“That’s what systemic racism looks like,” said Oklahoma City City Councilman James Cooper at a recent city council meeting. “That’s the legacy we are talking about, that’s the legacy we are trying to dismantle. We have got to do everything we can to move our black and brown community into home ownership where they can generate wealth and pass it down to their families the same way white families have been able to.”
These issues are much broader than what homeless service providers would be able to fix alone, said Dan Staughan, director of the Homeless Alliance.
“These are deep rooted social inequity issues that we have to address as a society,” Straughan said.
Still, Meghan Mueller, the director of community capacity building for the Homeless Alliance, is supporting the efforts of several community organizers in Northeast Oklahoma City to address the issue.
Camille Landry, a community organizer and owner of the Nappy Roots Bookstore, arranged several meetings to discuss data and come up with solutions, Mueller said.
“In order to solve the problem, you have to be able to define it,” Mueller said. “I don’t think that we as a whole understand enough about homelessness and the intersectionality of communities of color.”
Now, the goal is to provide resources to these community groups while also looking at the systems in place to identify areas of improvement within the Homeless Alliance, Mueller said.

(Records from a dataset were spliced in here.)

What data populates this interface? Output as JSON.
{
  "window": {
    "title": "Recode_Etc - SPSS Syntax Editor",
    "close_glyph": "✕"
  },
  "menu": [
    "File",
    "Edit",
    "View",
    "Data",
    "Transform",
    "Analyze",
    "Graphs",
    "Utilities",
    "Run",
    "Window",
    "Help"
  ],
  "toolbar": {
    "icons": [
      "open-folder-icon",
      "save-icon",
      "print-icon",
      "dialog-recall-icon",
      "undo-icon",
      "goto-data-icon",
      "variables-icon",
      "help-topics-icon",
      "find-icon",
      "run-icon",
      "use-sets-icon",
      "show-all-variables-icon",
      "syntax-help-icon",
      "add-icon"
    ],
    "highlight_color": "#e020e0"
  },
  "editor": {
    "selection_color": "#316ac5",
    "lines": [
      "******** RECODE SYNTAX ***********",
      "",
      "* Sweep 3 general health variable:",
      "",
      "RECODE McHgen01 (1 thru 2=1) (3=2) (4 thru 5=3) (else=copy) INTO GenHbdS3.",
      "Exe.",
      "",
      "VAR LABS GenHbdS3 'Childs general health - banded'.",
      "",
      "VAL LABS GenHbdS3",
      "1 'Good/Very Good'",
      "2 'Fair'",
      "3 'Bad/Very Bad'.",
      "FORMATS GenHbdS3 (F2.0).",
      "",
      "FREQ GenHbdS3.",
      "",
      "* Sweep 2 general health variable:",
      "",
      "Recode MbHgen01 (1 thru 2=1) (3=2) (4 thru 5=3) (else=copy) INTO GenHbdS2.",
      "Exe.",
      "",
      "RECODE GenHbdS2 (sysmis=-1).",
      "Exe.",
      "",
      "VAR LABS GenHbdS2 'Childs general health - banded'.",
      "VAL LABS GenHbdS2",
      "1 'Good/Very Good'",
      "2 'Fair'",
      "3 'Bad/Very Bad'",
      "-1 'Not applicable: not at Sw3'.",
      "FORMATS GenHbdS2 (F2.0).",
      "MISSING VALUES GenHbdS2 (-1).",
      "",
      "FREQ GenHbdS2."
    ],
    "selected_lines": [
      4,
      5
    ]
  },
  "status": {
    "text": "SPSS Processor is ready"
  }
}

A Homeless Alliance employee is going to begin providing community-based services like attending eviction court to do client intake and working in remote locations in the city to reduce access barriers next week.
And the Alliance plans to look at ways race could act as a barrier in its own housing systems, specifically what the data says about how many people the Alliance housed in the last year that identify as Black.
A collaborative research project with the University of Central Oklahoma looking at ways implicit bias impacts individuals experiencing homelessness is also on the horizon, Mueller said.
Thompson, with the Urban League, said she is glad organizations are beginning to pay attention and address the disparity. But she wants to see involvement from state agencies as well.